During my first therapy appointment one of the main recommendations my therapist suggested was a change of diet. She told me about a diet called, “The no white food diet.” This diet is simple. You do not eat white food. Examples of this are white bread, white pasta, potatoes, candy, soda, etc.  I would take these foods and I would either live without the food or find an alternative. She told me that there was many benefits to this diet such as less depression, anxiety, more energy, and better weight management.

I decided to try the diet.  I didn’t know how bad the diet would make me feel and how difficult it would be for me to follow.

To help me get started my therapist suggested a list of foods that I could have: oatmeal, eggs, chicken, hamburgers, sweet potato fries, fresh vegetables, fruits, unsweet tea, water, etc.

I remember the first night I tried the new diet. My grandpa was naming things off the menu that he was going to be fixing for dinner and a lot of it I couldn’t have. I ended up having some chicken and some vegetables. I had such a craving for dessert. The next day a friend and I went shopping, I got hamburgers, bananas, Yogurt, whole grain bread, and some canned vegetables. The first day went fine. The second day I started to get cravings for things I wasn’t supposed to have. The bananas I had helped me with the cravings. By the third day, I started to have problems. I started having stomach cramps and the side effects were not pleasant at all.

I continued to stick to my diet. I even told my co-workers at my temporary job about it because they would buy and eat foods that I couldn’t have. It was really hard to fight cravings and seeing people eat things that I wanted. I also felt tired and shaky a lot of the time. I felt hungry too. My body just felt sick. I really wanted to give up on the diet.

To be honest, I was really dumb because I didn’t educate myself enough on the diet. After a friend suggested that I google ideas for my diet I did. I found out there was a lot of foods that I could have.

I finally found a menu that I loved and found staples such as vegetables, fresh fruit, meat, and tea.

At my next therapy appointment, I asked my therapist about how I was feeling and come to find out the side effects I felt were completely normal. She gave me more ideas for what I could eat. She told me the more I stayed on the diet the better I would feel. What my therapist didn’t understand at the time was that I was a part time caregiver for my grandmother, and my grandpa grandma and I ate as a family. To help my grandma with her eating grandpa would get things such as chicken nuggets, mashed potatoes, etc. It used to distract my grandma if I was eating something different than her, so to keep her eating we would eat all the same meals.

This made my therapist very upset. She didn’t even like the fact that I was eating white sweet potatoes.  I did the best I could to stay on the diet, but every time I would eat something that was not on the diet plan my body would feel sick again.

I wanted to keep my therapist happy about me staying on my treatment plan. I did the best I could. I found that if I did follow the diet, I felt somewhat better. I decided to stop the diet because I kept having problems with the side effects. I am now back on my regular diet.
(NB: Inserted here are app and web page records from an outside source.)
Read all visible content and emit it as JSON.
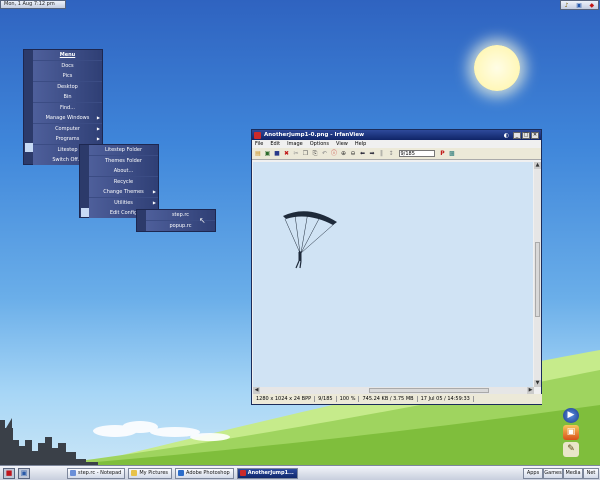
{
  "topbar": {
    "clock": "Mon, 1 Aug   7:12 pm",
    "tray_icons": [
      "bell-icon",
      "network-icon",
      "shield-icon"
    ]
  },
  "main_menu": {
    "items": [
      {
        "label": "Menu",
        "bold": true
      },
      {
        "label": "Docs"
      },
      {
        "label": "Pics"
      },
      {
        "label": "Desktop"
      },
      {
        "label": "Bin"
      },
      {
        "label": "Find..."
      },
      {
        "label": "Manage Windows",
        "has_submenu": true
      },
      {
        "label": "Computer",
        "has_submenu": true
      },
      {
        "label": "Programs",
        "has_submenu": true
      },
      {
        "label": "Litestep",
        "has_submenu": true,
        "highlighted": true
      },
      {
        "label": "Switch Off...",
        "has_submenu": true
      }
    ]
  },
  "litestep_menu": {
    "items": [
      {
        "label": "Litestep Folder"
      },
      {
        "label": "Themes Folder"
      },
      {
        "label": "About..."
      },
      {
        "label": "Recycle"
      },
      {
        "label": "Change Themes",
        "has_submenu": true
      },
      {
        "label": "Utilities",
        "has_submenu": true
      },
      {
        "label": "Edit Config",
        "has_submenu": true,
        "highlighted": true
      }
    ]
  },
  "config_menu": {
    "items": [
      {
        "label": "step.rc"
      },
      {
        "label": "popup.rc"
      }
    ]
  },
  "irfanview": {
    "title": "AnotherJump1-0.png - IrfanView",
    "menu": [
      "File",
      "Edit",
      "Image",
      "Options",
      "View",
      "Help"
    ],
    "page_field": "9/185",
    "status": [
      "1280 x 1024 x 24 BPP",
      "9/185",
      "100 %",
      "745.24 KB / 3.75 MB",
      "17 Jul 05 / 14:59:33"
    ],
    "toolbar_icons": [
      "open-folder-icon",
      "slideshow-icon",
      "save-icon",
      "delete-icon",
      "cut-icon",
      "copy-icon",
      "paste-icon",
      "undo-icon",
      "info-icon",
      "zoom-in-icon",
      "zoom-out-icon",
      "previous-icon",
      "next-icon",
      "pause-icon",
      "print-icon",
      "image-icon"
    ]
  },
  "dock_icons": [
    "media-player-icon",
    "photo-icon",
    "pencil-icon"
  ],
  "taskbar": {
    "tasks": [
      {
        "label": "step.rc - Notepad",
        "icon": "notepad-icon",
        "color": "#6a8fd8"
      },
      {
        "label": "My Pictures",
        "icon": "folder-icon",
        "color": "#e7c24a"
      },
      {
        "label": "Adobe Photoshop",
        "icon": "photoshop-icon",
        "color": "#2b6cc9"
      },
      {
        "label": "AnotherJump1...",
        "icon": "irfanview-icon",
        "color": "#cc2a2a",
        "active": true
      }
    ],
    "tabs": [
      "Apps",
      "Games",
      "Media",
      "Net"
    ]
  },
  "colors": {
    "menu_bg": "#3b4c84",
    "menu_highlight": "#8fb6ec",
    "title_bar": "#0f2467",
    "sky_top": "#2f63c0",
    "grass": "#9fd45f"
  }
}
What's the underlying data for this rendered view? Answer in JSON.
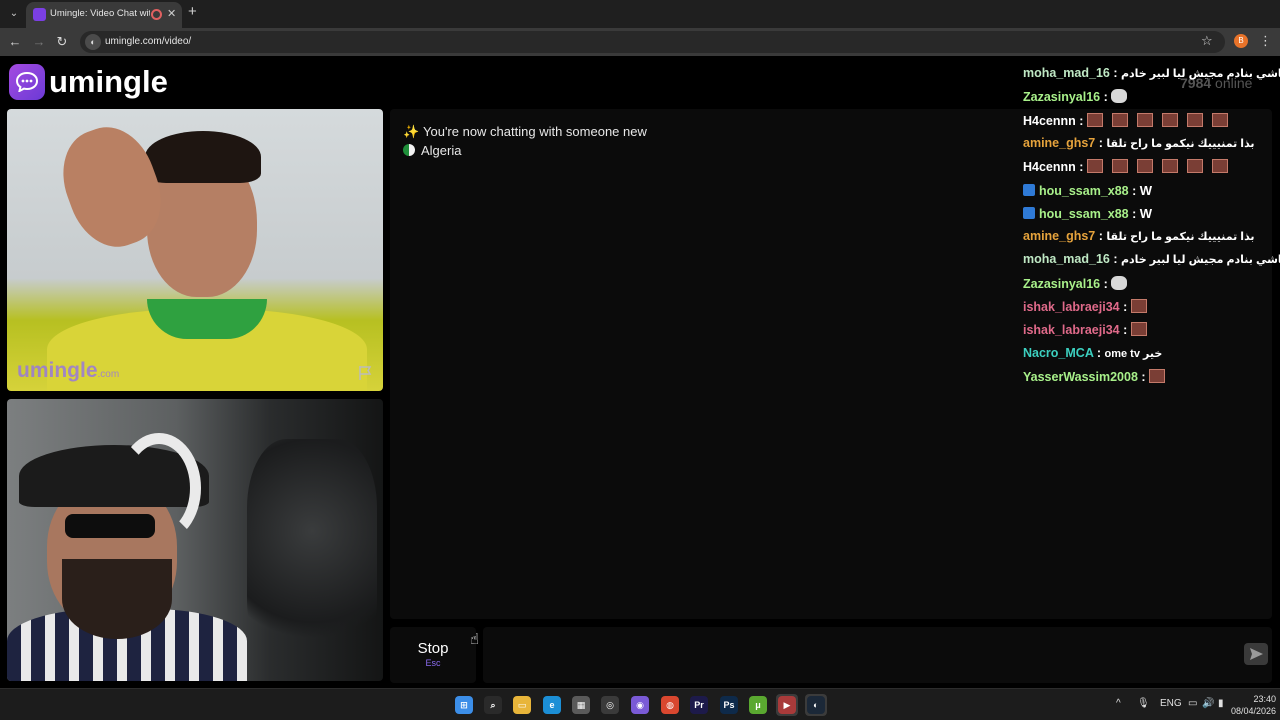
{
  "browser": {
    "tab_title": "Umingle: Video Chat with S",
    "url": "umingle.com/video/",
    "nav": {
      "back": "←",
      "forward": "→",
      "reload": "↻"
    },
    "new_tab_glyph": "+",
    "close_glyph": "✕",
    "menu_glyph": "⌄",
    "bookmark_glyph": "☆",
    "extension_glyph": "B",
    "kebab_glyph": "⋮"
  },
  "site": {
    "logo_text": "umingle",
    "online_count": "7984",
    "online_label": "online"
  },
  "videos": {
    "watermark_main": "umingle",
    "watermark_suffix": ".com"
  },
  "chat": {
    "sys_icon": "✨",
    "sys_message": "You're now chatting with someone new",
    "country": "Algeria",
    "input_placeholder": "",
    "stop_label": "Stop",
    "stop_key": "Esc",
    "send_glyph": "➤",
    "cursor_glyph": "☝"
  },
  "feed": [
    {
      "user": "moha_mad_16",
      "color": "#bfe8c4",
      "msg": "انا ماشي بنادم مجيش ليا لبير خادم",
      "emotes": 0,
      "badge": false,
      "w": false,
      "ghost": false
    },
    {
      "user": "Zazasinyal16",
      "color": "#a8f08a",
      "msg": "",
      "emotes": 0,
      "badge": false,
      "w": false,
      "ghost": true
    },
    {
      "user": "H4cennn",
      "color": "#ffffff",
      "msg": "",
      "emotes": 6,
      "badge": false,
      "w": false,
      "ghost": false
    },
    {
      "user": "amine_ghs7",
      "color": "#e6a33c",
      "msg": "بذا تمنيييك نيكمو ما راح تلقا",
      "emotes": 0,
      "badge": false,
      "w": false,
      "ghost": false
    },
    {
      "user": "H4cennn",
      "color": "#ffffff",
      "msg": "",
      "emotes": 6,
      "badge": false,
      "w": false,
      "ghost": false
    },
    {
      "user": "hou_ssam_x88",
      "color": "#a8f08a",
      "msg": "W",
      "emotes": 0,
      "badge": true,
      "w": true,
      "ghost": false
    },
    {
      "user": "hou_ssam_x88",
      "color": "#a8f08a",
      "msg": "W",
      "emotes": 0,
      "badge": true,
      "w": true,
      "ghost": false
    },
    {
      "user": "amine_ghs7",
      "color": "#e6a33c",
      "msg": "بذا تمنيييك نيكمو ما راح تلقا",
      "emotes": 0,
      "badge": false,
      "w": false,
      "ghost": false
    },
    {
      "user": "moha_mad_16",
      "color": "#bfe8c4",
      "msg": "انا ماشي بنادم مجيش ليا لبير خادم",
      "emotes": 0,
      "badge": false,
      "w": false,
      "ghost": false
    },
    {
      "user": "Zazasinyal16",
      "color": "#a8f08a",
      "msg": "",
      "emotes": 0,
      "badge": false,
      "w": false,
      "ghost": true
    },
    {
      "user": "ishak_labraeji34",
      "color": "#e06a8a",
      "msg": "",
      "emotes": 1,
      "badge": false,
      "w": false,
      "ghost": false
    },
    {
      "user": "ishak_labraeji34",
      "color": "#e06a8a",
      "msg": "",
      "emotes": 1,
      "badge": false,
      "w": false,
      "ghost": false
    },
    {
      "user": "Nacro_MCA",
      "color": "#3cd0c0",
      "msg": "ome tv خير",
      "emotes": 0,
      "badge": false,
      "w": false,
      "ghost": false
    },
    {
      "user": "YasserWassim2008",
      "color": "#a8f08a",
      "msg": "",
      "emotes": 1,
      "badge": false,
      "w": false,
      "ghost": false
    }
  ],
  "taskbar": {
    "apps": [
      {
        "name": "windows-start-icon",
        "glyph": "⊞",
        "color": "#3c8ee8"
      },
      {
        "name": "search-icon",
        "glyph": "⌕",
        "color": "#2a2a2a"
      },
      {
        "name": "file-explorer-icon",
        "glyph": "▭",
        "color": "#e8b53a"
      },
      {
        "name": "edge-icon",
        "glyph": "e",
        "color": "#1c8fd6"
      },
      {
        "name": "store-icon",
        "glyph": "▦",
        "color": "#5a5a5a"
      },
      {
        "name": "app-icon",
        "glyph": "◎",
        "color": "#3a3a3a"
      },
      {
        "name": "chat-app-icon",
        "glyph": "◉",
        "color": "#7a5ad6"
      },
      {
        "name": "chrome-icon",
        "glyph": "◍",
        "color": "#d9472f"
      },
      {
        "name": "premiere-icon",
        "glyph": "Pr",
        "color": "#1d1a4a"
      },
      {
        "name": "photoshop-icon",
        "glyph": "Ps",
        "color": "#0e2a4a"
      },
      {
        "name": "utorrent-icon",
        "glyph": "μ",
        "color": "#5aa830"
      },
      {
        "name": "media-player-icon",
        "glyph": "▶",
        "color": "#a83a3a"
      },
      {
        "name": "steam-icon",
        "glyph": "◐",
        "color": "#1b2838"
      }
    ],
    "tray_chevron": "^",
    "tray_mic": "🎙",
    "tray_lang": "ENG",
    "tray_net": "▭",
    "tray_vol": "🔊",
    "tray_batt": "▮",
    "time": "23:40",
    "date": "08/04/2026"
  }
}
I have gained some weight and I am working on losing the weight.

Have you ever been on a diet to help your mental health? Let me know down in the comments below.

Author’s note: I am not a medical professional or therapist. I am sharing this blog post from my own experience. If you are having problems with your own medical or mental health please seek proper medical care.